How to complete this task: Could you copy out every line of the data where the word "What" occurs?

◇ ◇ ◇ ◇

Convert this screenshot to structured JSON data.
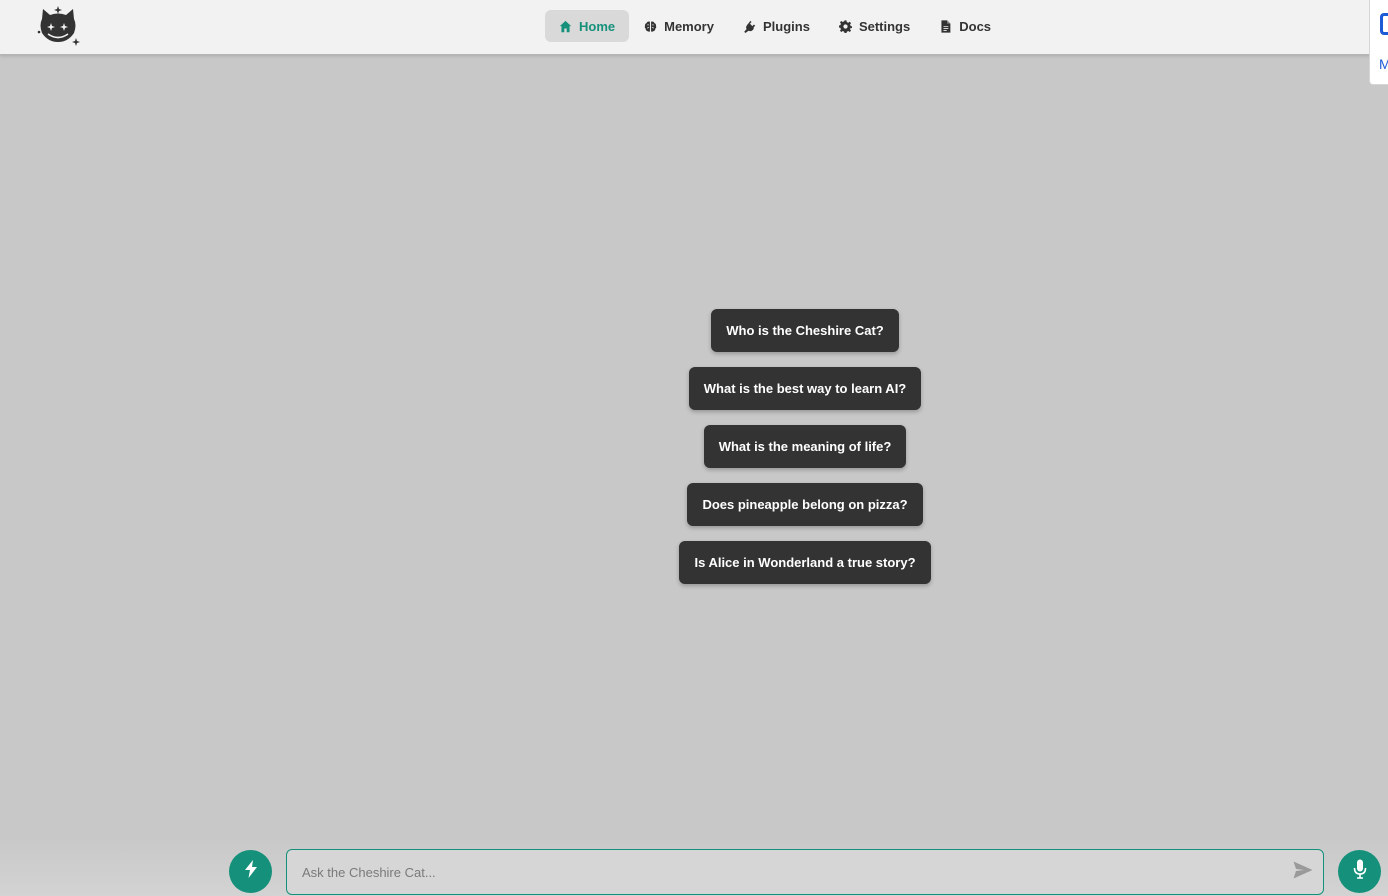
{
  "app": {
    "logo_icon": "cheshire-cat-logo-icon"
  },
  "nav": {
    "items": [
      {
        "label": "Home",
        "icon": "home-icon",
        "active": true
      },
      {
        "label": "Memory",
        "icon": "brain-icon",
        "active": false
      },
      {
        "label": "Plugins",
        "icon": "plug-icon",
        "active": false
      },
      {
        "label": "Settings",
        "icon": "gear-icon",
        "active": false
      },
      {
        "label": "Docs",
        "icon": "document-icon",
        "active": false
      }
    ]
  },
  "corner_panel": {
    "text": "M"
  },
  "suggestions": [
    "Who is the Cheshire Cat?",
    "What is the best way to learn AI?",
    "What is the meaning of life?",
    "Does pineapple belong on pizza?",
    "Is Alice in Wonderland a true story?"
  ],
  "chat": {
    "placeholder": "Ask the Cheshire Cat...",
    "value": "",
    "bolt_icon": "bolt-icon",
    "send_icon": "send-icon",
    "mic_icon": "microphone-icon"
  },
  "colors": {
    "accent": "#15917b",
    "suggestion_bg": "#333333",
    "page_bg": "#c8c8c8",
    "header_bg": "#f2f2f2"
  }
}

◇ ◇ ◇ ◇

Answer to the problem:
    "What is the best way to learn AI?",
    "What is the meaning of life?",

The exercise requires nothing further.